§ **Exercise requirements**
Wherever a picture sits, omit it. Output the rest of the listing exactly.

◇ ◇ ◇ ◇

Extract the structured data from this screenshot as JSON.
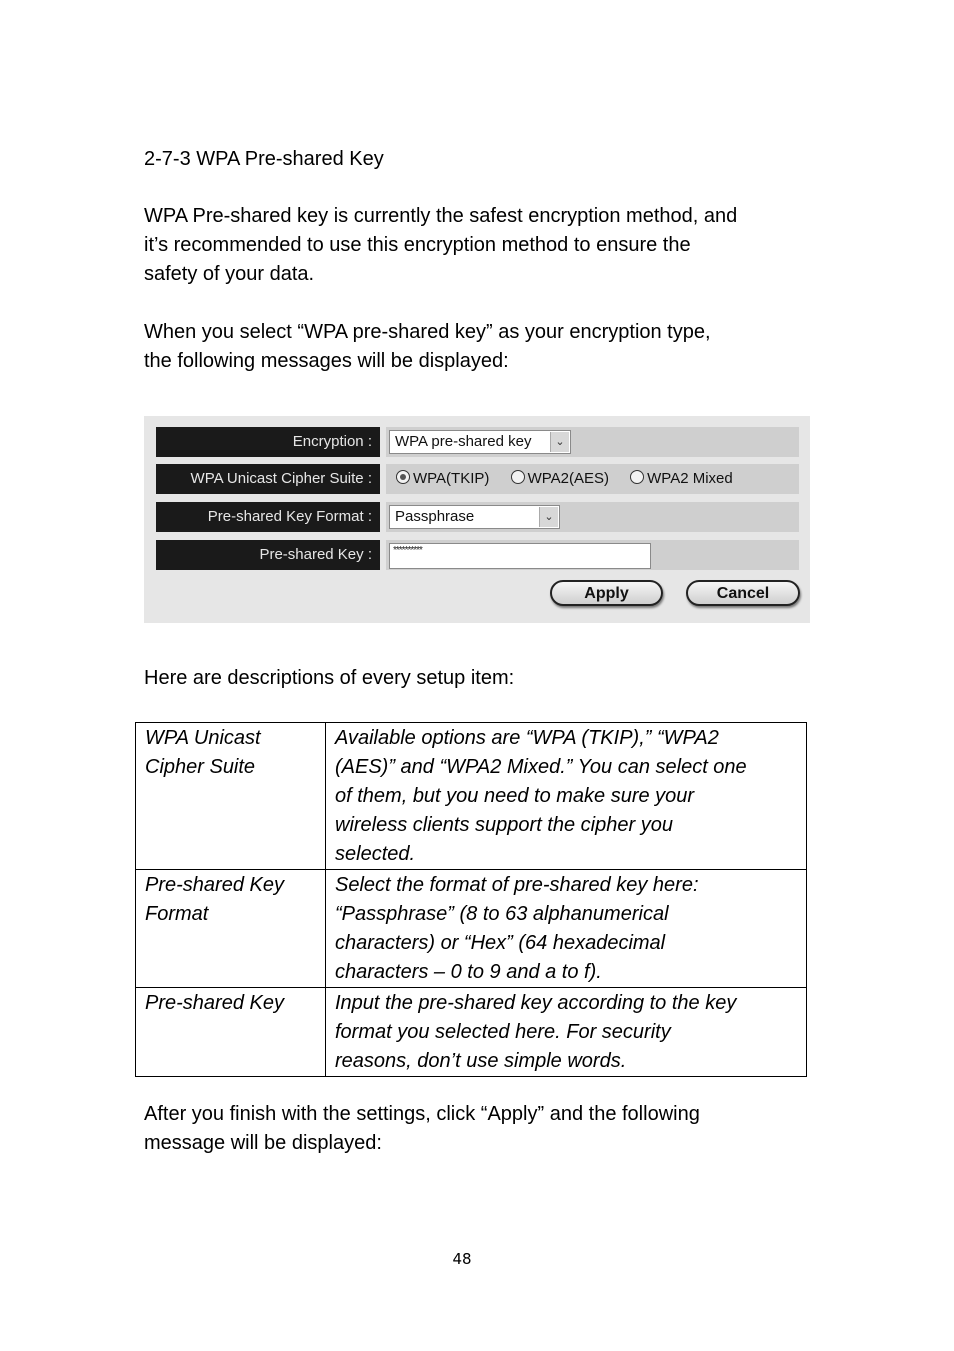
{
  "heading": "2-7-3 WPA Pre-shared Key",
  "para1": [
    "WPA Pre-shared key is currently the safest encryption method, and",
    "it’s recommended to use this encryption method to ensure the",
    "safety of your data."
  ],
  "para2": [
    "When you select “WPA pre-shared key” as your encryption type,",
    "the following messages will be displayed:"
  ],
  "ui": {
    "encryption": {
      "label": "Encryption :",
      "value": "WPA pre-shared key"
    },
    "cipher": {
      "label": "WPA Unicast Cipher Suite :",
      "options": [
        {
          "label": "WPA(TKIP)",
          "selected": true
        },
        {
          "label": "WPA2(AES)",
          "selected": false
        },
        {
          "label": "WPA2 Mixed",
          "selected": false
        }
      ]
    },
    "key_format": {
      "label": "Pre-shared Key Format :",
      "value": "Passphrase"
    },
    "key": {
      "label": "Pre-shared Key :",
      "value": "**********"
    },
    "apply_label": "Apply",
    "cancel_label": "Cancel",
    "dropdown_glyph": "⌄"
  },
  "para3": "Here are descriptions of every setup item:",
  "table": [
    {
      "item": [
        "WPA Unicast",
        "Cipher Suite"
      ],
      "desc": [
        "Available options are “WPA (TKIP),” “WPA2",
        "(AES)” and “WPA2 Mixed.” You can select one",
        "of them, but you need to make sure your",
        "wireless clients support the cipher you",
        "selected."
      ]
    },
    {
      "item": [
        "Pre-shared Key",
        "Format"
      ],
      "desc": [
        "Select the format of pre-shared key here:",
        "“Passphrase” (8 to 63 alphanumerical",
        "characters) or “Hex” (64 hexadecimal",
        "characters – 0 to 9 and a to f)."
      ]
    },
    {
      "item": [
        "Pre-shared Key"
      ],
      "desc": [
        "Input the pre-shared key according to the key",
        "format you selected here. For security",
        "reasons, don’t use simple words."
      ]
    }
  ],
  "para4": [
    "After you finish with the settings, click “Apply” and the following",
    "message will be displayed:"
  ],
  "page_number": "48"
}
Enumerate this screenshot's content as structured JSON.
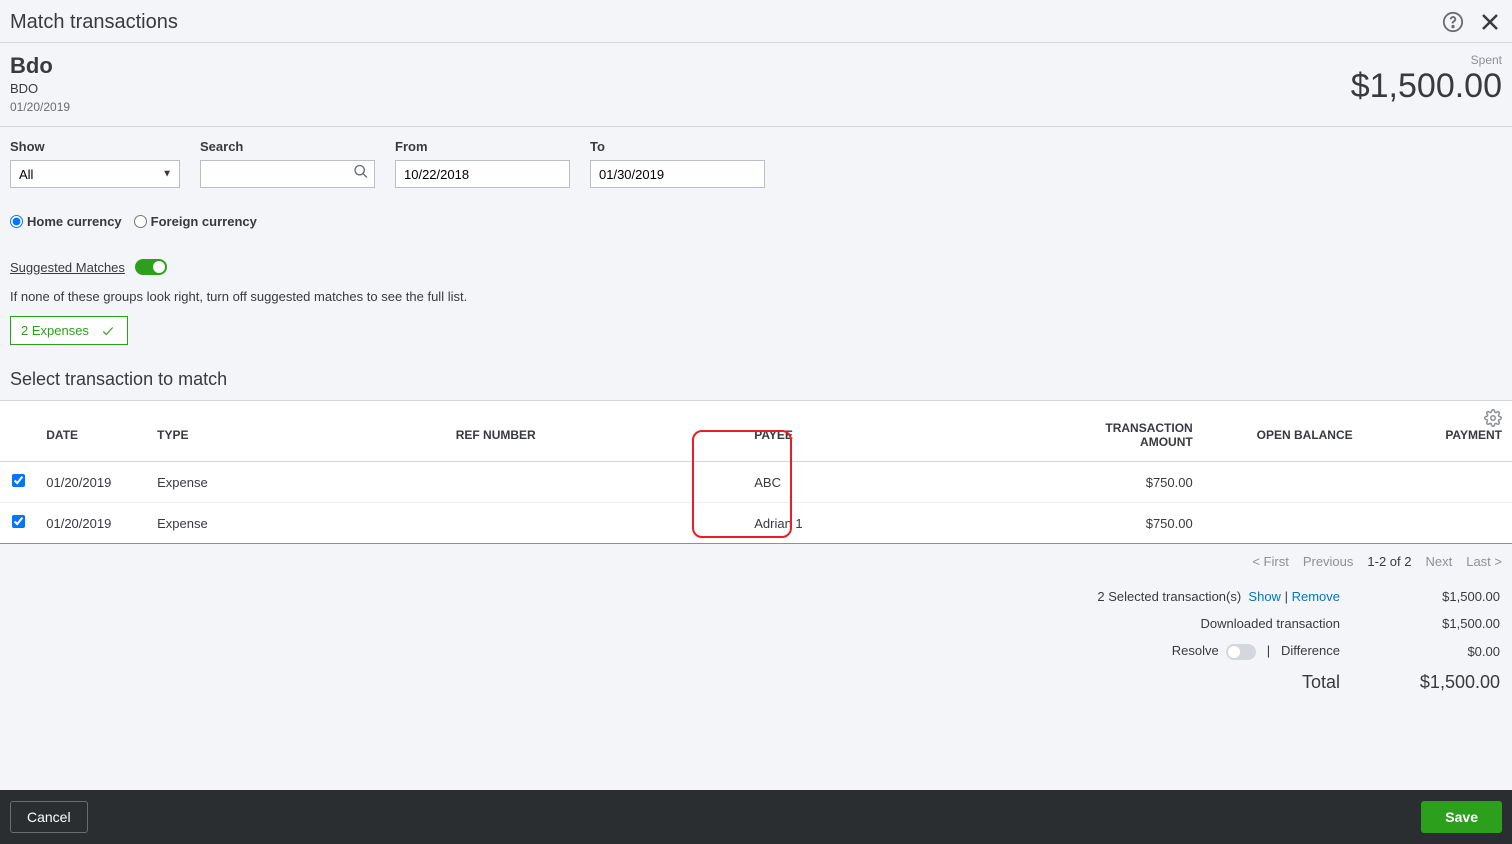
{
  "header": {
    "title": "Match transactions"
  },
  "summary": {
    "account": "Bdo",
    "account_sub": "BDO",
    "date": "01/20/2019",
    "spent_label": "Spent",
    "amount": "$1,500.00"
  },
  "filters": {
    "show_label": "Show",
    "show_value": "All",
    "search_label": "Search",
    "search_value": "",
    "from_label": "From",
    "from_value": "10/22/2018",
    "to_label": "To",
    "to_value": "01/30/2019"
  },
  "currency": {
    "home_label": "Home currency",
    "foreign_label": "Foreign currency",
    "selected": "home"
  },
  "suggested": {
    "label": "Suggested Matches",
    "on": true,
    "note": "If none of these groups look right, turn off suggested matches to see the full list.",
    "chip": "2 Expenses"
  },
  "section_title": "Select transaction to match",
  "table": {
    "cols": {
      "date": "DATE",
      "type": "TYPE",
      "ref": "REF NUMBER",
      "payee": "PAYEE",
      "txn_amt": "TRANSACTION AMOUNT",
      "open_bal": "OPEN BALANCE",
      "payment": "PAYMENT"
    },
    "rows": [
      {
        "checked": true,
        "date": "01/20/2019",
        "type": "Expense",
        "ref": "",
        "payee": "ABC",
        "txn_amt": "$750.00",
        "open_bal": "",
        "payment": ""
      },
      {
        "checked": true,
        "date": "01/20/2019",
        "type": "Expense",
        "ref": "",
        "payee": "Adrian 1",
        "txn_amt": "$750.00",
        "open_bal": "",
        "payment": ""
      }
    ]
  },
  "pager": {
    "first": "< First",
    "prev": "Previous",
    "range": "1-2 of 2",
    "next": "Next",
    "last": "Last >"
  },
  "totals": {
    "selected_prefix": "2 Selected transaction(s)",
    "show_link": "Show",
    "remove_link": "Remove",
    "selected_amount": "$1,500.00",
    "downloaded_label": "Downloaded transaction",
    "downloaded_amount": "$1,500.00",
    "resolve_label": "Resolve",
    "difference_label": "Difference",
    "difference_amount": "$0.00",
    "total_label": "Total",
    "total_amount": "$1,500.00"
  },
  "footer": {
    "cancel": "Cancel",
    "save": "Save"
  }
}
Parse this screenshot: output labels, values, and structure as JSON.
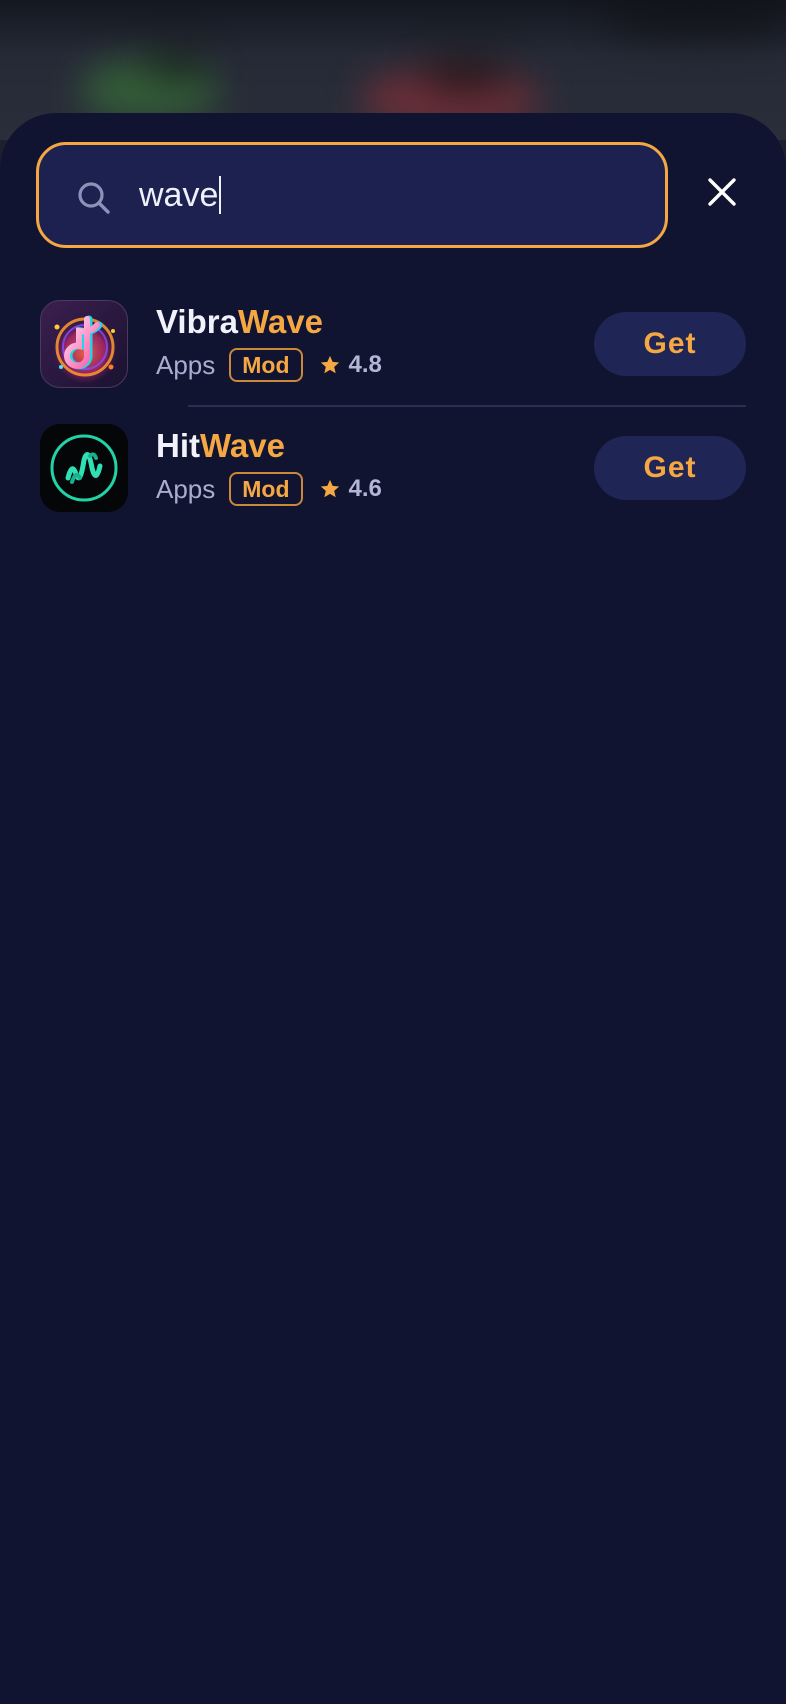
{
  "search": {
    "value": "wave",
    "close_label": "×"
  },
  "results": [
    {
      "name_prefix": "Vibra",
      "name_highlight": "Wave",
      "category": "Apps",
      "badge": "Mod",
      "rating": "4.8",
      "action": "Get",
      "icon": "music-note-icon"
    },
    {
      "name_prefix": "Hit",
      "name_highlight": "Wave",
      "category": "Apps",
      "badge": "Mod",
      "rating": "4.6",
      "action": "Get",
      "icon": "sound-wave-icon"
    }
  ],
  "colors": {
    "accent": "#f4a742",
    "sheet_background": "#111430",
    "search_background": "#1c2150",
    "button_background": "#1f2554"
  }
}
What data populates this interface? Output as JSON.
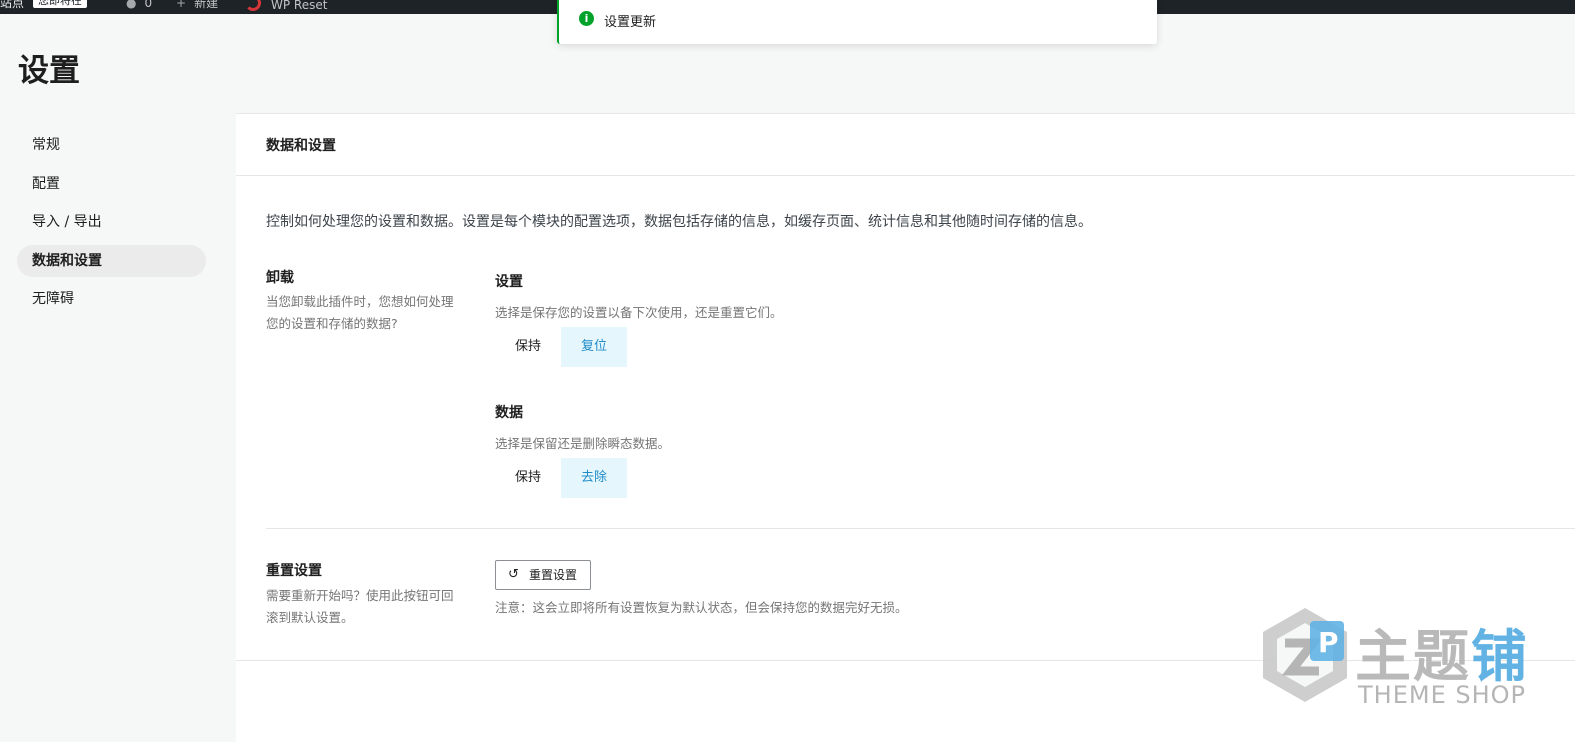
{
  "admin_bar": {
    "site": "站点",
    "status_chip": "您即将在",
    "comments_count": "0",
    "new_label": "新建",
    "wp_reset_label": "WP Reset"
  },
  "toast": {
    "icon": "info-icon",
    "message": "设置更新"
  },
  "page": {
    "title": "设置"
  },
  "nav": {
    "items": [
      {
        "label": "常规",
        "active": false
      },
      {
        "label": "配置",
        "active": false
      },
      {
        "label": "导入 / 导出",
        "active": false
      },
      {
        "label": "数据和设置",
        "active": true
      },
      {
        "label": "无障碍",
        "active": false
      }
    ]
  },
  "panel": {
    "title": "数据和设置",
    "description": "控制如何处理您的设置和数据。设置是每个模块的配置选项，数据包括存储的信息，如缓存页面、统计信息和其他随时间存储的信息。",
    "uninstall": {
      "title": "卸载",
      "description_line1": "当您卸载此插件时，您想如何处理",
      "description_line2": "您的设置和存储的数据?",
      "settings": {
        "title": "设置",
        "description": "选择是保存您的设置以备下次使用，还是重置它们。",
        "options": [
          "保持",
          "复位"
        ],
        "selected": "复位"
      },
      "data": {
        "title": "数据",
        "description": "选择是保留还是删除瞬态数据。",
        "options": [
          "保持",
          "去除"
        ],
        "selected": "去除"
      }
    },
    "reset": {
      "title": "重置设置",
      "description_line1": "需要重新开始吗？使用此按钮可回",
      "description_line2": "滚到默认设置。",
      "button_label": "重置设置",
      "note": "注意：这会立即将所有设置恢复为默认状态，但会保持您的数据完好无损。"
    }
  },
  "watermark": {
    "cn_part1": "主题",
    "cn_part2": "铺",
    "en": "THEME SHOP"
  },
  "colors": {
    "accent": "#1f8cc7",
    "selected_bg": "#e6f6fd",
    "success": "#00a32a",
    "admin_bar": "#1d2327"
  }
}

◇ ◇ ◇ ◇

§ **Task response**
Extract the structured data from this screenshot as JSON.
{
  "heading": "2-7-3 WPA Pre-shared Key",
  "para1": [
    "WPA Pre-shared key is currently the safest encryption method, and",
    "it’s recommended to use this encryption method to ensure the",
    "safety of your data."
  ],
  "para2": [
    "When you select “WPA pre-shared key” as your encryption type,",
    "the following messages will be displayed:"
  ],
  "ui": {
    "encryption": {
      "label": "Encryption :",
      "value": "WPA pre-shared key"
    },
    "cipher": {
      "label": "WPA Unicast Cipher Suite :",
      "options": [
        {
          "label": "WPA(TKIP)",
          "selected": true
        },
        {
          "label": "WPA2(AES)",
          "selected": false
        },
        {
          "label": "WPA2 Mixed",
          "selected": false
        }
      ]
    },
    "key_format": {
      "label": "Pre-shared Key Format :",
      "value": "Passphrase"
    },
    "key": {
      "label": "Pre-shared Key :",
      "value": "**********"
    },
    "apply_label": "Apply",
    "cancel_label": "Cancel",
    "dropdown_glyph": "⌄"
  },
  "para3": "Here are descriptions of every setup item:",
  "table": [
    {
      "item": [
        "WPA Unicast",
        "Cipher Suite"
      ],
      "desc": [
        "Available options are “WPA (TKIP),” “WPA2",
        "(AES)” and “WPA2 Mixed.” You can select one",
        "of them, but you need to make sure your",
        "wireless clients support the cipher you",
        "selected."
      ]
    },
    {
      "item": [
        "Pre-shared Key",
        "Format"
      ],
      "desc": [
        "Select the format of pre-shared key here:",
        "“Passphrase” (8 to 63 alphanumerical",
        "characters) or “Hex” (64 hexadecimal",
        "characters – 0 to 9 and a to f)."
      ]
    },
    {
      "item": [
        "Pre-shared Key"
      ],
      "desc": [
        "Input the pre-shared key according to the key",
        "format you selected here. For security",
        "reasons, don’t use simple words."
      ]
    }
  ],
  "para4": [
    "After you finish with the settings, click “Apply” and the following",
    "message will be displayed:"
  ],
  "page_number": "48"
}
Enumerate this screenshot's content as structured JSON.
{
  "header": {
    "title": "Match transactions"
  },
  "summary": {
    "account": "Bdo",
    "account_sub": "BDO",
    "date": "01/20/2019",
    "spent_label": "Spent",
    "amount": "$1,500.00"
  },
  "filters": {
    "show_label": "Show",
    "show_value": "All",
    "search_label": "Search",
    "search_value": "",
    "from_label": "From",
    "from_value": "10/22/2018",
    "to_label": "To",
    "to_value": "01/30/2019"
  },
  "currency": {
    "home_label": "Home currency",
    "foreign_label": "Foreign currency",
    "selected": "home"
  },
  "suggested": {
    "label": "Suggested Matches",
    "on": true,
    "note": "If none of these groups look right, turn off suggested matches to see the full list.",
    "chip": "2 Expenses"
  },
  "section_title": "Select transaction to match",
  "table": {
    "cols": {
      "date": "DATE",
      "type": "TYPE",
      "ref": "REF NUMBER",
      "payee": "PAYEE",
      "txn_amt": "TRANSACTION AMOUNT",
      "open_bal": "OPEN BALANCE",
      "payment": "PAYMENT"
    },
    "rows": [
      {
        "checked": true,
        "date": "01/20/2019",
        "type": "Expense",
        "ref": "",
        "payee": "ABC",
        "txn_amt": "$750.00",
        "open_bal": "",
        "payment": ""
      },
      {
        "checked": true,
        "date": "01/20/2019",
        "type": "Expense",
        "ref": "",
        "payee": "Adrian 1",
        "txn_amt": "$750.00",
        "open_bal": "",
        "payment": ""
      }
    ]
  },
  "pager": {
    "first": "< First",
    "prev": "Previous",
    "range": "1-2 of 2",
    "next": "Next",
    "last": "Last >"
  },
  "totals": {
    "selected_prefix": "2 Selected transaction(s)",
    "show_link": "Show",
    "remove_link": "Remove",
    "selected_amount": "$1,500.00",
    "downloaded_label": "Downloaded transaction",
    "downloaded_amount": "$1,500.00",
    "resolve_label": "Resolve",
    "difference_label": "Difference",
    "difference_amount": "$0.00",
    "total_label": "Total",
    "total_amount": "$1,500.00"
  },
  "footer": {
    "cancel": "Cancel",
    "save": "Save"
  }
}
Parse this screenshot: output labels, values, and structure as JSON.
{
  "search": {
    "value": "wave",
    "close_label": "×"
  },
  "results": [
    {
      "name_prefix": "Vibra",
      "name_highlight": "Wave",
      "category": "Apps",
      "badge": "Mod",
      "rating": "4.8",
      "action": "Get",
      "icon": "music-note-icon"
    },
    {
      "name_prefix": "Hit",
      "name_highlight": "Wave",
      "category": "Apps",
      "badge": "Mod",
      "rating": "4.6",
      "action": "Get",
      "icon": "sound-wave-icon"
    }
  ],
  "colors": {
    "accent": "#f4a742",
    "sheet_background": "#111430",
    "search_background": "#1c2150",
    "button_background": "#1f2554"
  }
}
What data populates this interface? Output as JSON.
{
  "admin_bar": {
    "site": "站点",
    "status_chip": "您即将在",
    "comments_count": "0",
    "new_label": "新建",
    "wp_reset_label": "WP Reset"
  },
  "toast": {
    "icon": "info-icon",
    "message": "设置更新"
  },
  "page": {
    "title": "设置"
  },
  "nav": {
    "items": [
      {
        "label": "常规",
        "active": false
      },
      {
        "label": "配置",
        "active": false
      },
      {
        "label": "导入 / 导出",
        "active": false
      },
      {
        "label": "数据和设置",
        "active": true
      },
      {
        "label": "无障碍",
        "active": false
      }
    ]
  },
  "panel": {
    "title": "数据和设置",
    "description": "控制如何处理您的设置和数据。设置是每个模块的配置选项，数据包括存储的信息，如缓存页面、统计信息和其他随时间存储的信息。",
    "uninstall": {
      "title": "卸载",
      "description_line1": "当您卸载此插件时，您想如何处理",
      "description_line2": "您的设置和存储的数据?",
      "settings": {
        "title": "设置",
        "description": "选择是保存您的设置以备下次使用，还是重置它们。",
        "options": [
          "保持",
          "复位"
        ],
        "selected": "复位"
      },
      "data": {
        "title": "数据",
        "description": "选择是保留还是删除瞬态数据。",
        "options": [
          "保持",
          "去除"
        ],
        "selected": "去除"
      }
    },
    "reset": {
      "title": "重置设置",
      "description_line1": "需要重新开始吗？使用此按钮可回",
      "description_line2": "滚到默认设置。",
      "button_label": "重置设置",
      "note": "注意：这会立即将所有设置恢复为默认状态，但会保持您的数据完好无损。"
    }
  },
  "watermark": {
    "cn_part1": "主题",
    "cn_part2": "铺",
    "en": "THEME SHOP"
  },
  "colors": {
    "accent": "#1f8cc7",
    "selected_bg": "#e6f6fd",
    "success": "#00a32a",
    "admin_bar": "#1d2327"
  }
}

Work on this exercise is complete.